Passion for the Need?—You’ve Heard the Call!

The need that God gives you passion for is the explicit assignment that He is calling you to fulfill. What drives you, gets your adrenaline going, and brings excitement to your life is probably your kingdom assignment. For example, one of my senior members who retired as a van driver for an airport shuttle service came to me and said, “Pastor, I love to drive, and I have been driving for the airport for years. Now I’m retired and I want to drive for the church.” Then he said, “I want to use my time driving senior members to the drug store, grocery store, to pay bills, anywhere they want to go except the shopping mall, because pastor, me and the mall just don’t get along.” He started that ministry, and he loves it and the senior members do too. The need that gets your blood flowing with excitement indicates what your assignment is.

Whether your assignment is something others are already doing or something of unique design, it is your assignment. It is the need you have been called by God to fill. It is time for you to possess and take proper ownership of the vocation and call that God has deposited in your spirit to do. There is always a senior citizen in the community or in your church who needs a ride somewhere. There is always a child who needs a mentor, and your kingdom assignment may be to guide, motivate, and help them with issues such as self-esteem, goal setting, schoolwork, and peer pressure. Your church may need you in the choir, as an usher, or as a Sunday school teacher. As a pastor, I can tell you that churches always need another van driver, another nursery worker, or another volunteer in the soup kitchen or in the prison ministry. Many great missionaries began in soup kitchens and many great preachers learn God’s compassion for people in prison ministry.

Finding kingdom assignments by discovering needs was put into practice in our church recently. I did a teaching series on “Networking Resources for the Kingdom,” and our members saw a need for utilizing the gifts and talents available in our congregation. A committee was organized to develop a membership resource manual that listed the gifts and talents of each member, from sewing clothes to repairing cars. Now, when a member needs to have something done, they consider another member in the church who has identified themselves as having this gift or talent or skill. More importantly, members found a way to connect their professions, hobbies, or areas of expertise with the kingdom.

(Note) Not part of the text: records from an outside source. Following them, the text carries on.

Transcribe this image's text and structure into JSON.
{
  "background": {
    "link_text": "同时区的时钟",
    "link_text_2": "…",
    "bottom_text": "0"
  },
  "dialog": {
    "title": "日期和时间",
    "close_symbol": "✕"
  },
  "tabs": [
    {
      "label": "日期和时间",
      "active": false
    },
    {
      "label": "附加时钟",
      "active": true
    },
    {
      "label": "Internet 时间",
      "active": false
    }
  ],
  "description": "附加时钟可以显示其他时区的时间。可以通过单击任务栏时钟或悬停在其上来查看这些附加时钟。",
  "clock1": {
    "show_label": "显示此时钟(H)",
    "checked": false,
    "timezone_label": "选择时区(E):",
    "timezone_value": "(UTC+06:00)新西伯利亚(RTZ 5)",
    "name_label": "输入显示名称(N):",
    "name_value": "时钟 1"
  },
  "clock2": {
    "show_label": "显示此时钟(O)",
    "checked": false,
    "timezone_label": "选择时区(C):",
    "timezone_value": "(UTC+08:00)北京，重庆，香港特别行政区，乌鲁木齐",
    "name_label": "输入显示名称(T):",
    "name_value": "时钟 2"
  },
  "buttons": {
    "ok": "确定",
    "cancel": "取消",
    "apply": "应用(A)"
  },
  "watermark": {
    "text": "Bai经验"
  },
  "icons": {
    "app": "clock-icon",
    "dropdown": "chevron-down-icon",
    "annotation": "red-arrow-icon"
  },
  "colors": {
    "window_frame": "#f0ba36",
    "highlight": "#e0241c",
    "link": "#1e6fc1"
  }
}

Again, kingdom assignments are not at angelic levels and lofty heights but right where you are. Learn to discover a need and use what you have. Be a passionate, yielded vessel who says, “Here am I, Lord; send me.” Here is my challenge to you today.

• Identify at least three gifts or talents you operate in with ease and keen understanding.

• What can you do in your home, community, or church to use your gifts or talents?

• Seek an organization or auxiliary in your community that is doing the work that you have identified as your assignment. Network with or join that group and get the kingdom assignment done.